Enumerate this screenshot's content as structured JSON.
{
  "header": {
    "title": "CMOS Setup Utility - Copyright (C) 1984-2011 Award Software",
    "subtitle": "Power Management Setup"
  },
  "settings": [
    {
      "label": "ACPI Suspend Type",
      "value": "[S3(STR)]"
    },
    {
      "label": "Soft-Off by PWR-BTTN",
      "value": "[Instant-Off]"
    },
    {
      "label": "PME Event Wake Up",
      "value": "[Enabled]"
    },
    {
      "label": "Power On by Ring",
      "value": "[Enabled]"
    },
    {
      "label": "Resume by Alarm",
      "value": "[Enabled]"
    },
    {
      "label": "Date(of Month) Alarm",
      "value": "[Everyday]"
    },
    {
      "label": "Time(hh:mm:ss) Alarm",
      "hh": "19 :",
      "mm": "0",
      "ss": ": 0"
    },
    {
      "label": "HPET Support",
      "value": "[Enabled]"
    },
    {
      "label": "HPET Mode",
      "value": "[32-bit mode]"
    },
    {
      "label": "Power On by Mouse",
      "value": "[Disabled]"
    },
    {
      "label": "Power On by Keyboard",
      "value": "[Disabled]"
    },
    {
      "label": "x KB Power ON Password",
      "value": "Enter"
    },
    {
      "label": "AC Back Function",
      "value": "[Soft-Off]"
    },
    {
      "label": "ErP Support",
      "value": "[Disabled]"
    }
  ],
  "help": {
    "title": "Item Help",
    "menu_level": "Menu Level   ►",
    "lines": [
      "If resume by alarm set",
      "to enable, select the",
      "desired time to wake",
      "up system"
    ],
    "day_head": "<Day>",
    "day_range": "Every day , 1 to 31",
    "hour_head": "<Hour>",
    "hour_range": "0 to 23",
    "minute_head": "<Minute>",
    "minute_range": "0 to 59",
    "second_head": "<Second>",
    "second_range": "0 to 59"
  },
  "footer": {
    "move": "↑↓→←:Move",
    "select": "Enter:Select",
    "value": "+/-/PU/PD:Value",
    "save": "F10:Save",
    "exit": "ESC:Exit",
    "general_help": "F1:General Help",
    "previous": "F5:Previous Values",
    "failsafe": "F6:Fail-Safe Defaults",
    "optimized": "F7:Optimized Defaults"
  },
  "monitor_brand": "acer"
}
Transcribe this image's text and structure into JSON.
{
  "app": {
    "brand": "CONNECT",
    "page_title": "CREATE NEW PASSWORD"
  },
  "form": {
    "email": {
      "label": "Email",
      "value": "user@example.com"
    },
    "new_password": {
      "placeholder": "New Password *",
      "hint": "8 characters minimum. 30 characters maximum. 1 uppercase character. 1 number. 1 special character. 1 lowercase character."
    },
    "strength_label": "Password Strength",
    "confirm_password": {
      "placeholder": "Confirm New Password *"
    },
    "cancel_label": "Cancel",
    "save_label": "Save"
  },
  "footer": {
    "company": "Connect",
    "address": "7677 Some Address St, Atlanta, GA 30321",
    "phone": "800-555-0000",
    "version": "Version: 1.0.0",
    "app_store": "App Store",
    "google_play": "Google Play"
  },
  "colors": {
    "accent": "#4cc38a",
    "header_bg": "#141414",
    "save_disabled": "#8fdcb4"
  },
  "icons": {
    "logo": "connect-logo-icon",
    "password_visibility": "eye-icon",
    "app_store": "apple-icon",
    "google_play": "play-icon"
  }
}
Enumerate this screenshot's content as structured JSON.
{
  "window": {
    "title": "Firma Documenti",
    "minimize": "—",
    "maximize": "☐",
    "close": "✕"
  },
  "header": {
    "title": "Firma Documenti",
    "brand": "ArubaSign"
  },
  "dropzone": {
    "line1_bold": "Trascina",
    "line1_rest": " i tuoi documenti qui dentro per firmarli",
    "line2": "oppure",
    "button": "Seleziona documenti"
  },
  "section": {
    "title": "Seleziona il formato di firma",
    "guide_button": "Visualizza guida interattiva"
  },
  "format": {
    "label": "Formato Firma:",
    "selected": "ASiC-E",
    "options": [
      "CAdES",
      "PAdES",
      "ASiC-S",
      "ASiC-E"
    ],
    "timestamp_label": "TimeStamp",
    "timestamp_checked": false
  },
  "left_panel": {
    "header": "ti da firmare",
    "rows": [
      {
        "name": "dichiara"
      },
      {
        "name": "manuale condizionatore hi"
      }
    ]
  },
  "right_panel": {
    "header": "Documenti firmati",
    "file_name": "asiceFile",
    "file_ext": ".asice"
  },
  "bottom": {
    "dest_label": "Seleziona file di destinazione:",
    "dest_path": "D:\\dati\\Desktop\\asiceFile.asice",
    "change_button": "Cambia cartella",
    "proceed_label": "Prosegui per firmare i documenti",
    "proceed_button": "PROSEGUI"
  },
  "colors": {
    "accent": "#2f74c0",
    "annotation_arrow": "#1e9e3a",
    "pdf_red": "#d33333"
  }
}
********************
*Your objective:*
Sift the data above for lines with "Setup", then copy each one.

*Response for this exercise:*
    "title": "CMOS Setup Utility - Copyright (C) 1984-2011 Award Software",
    "subtitle": "Power Management Setup"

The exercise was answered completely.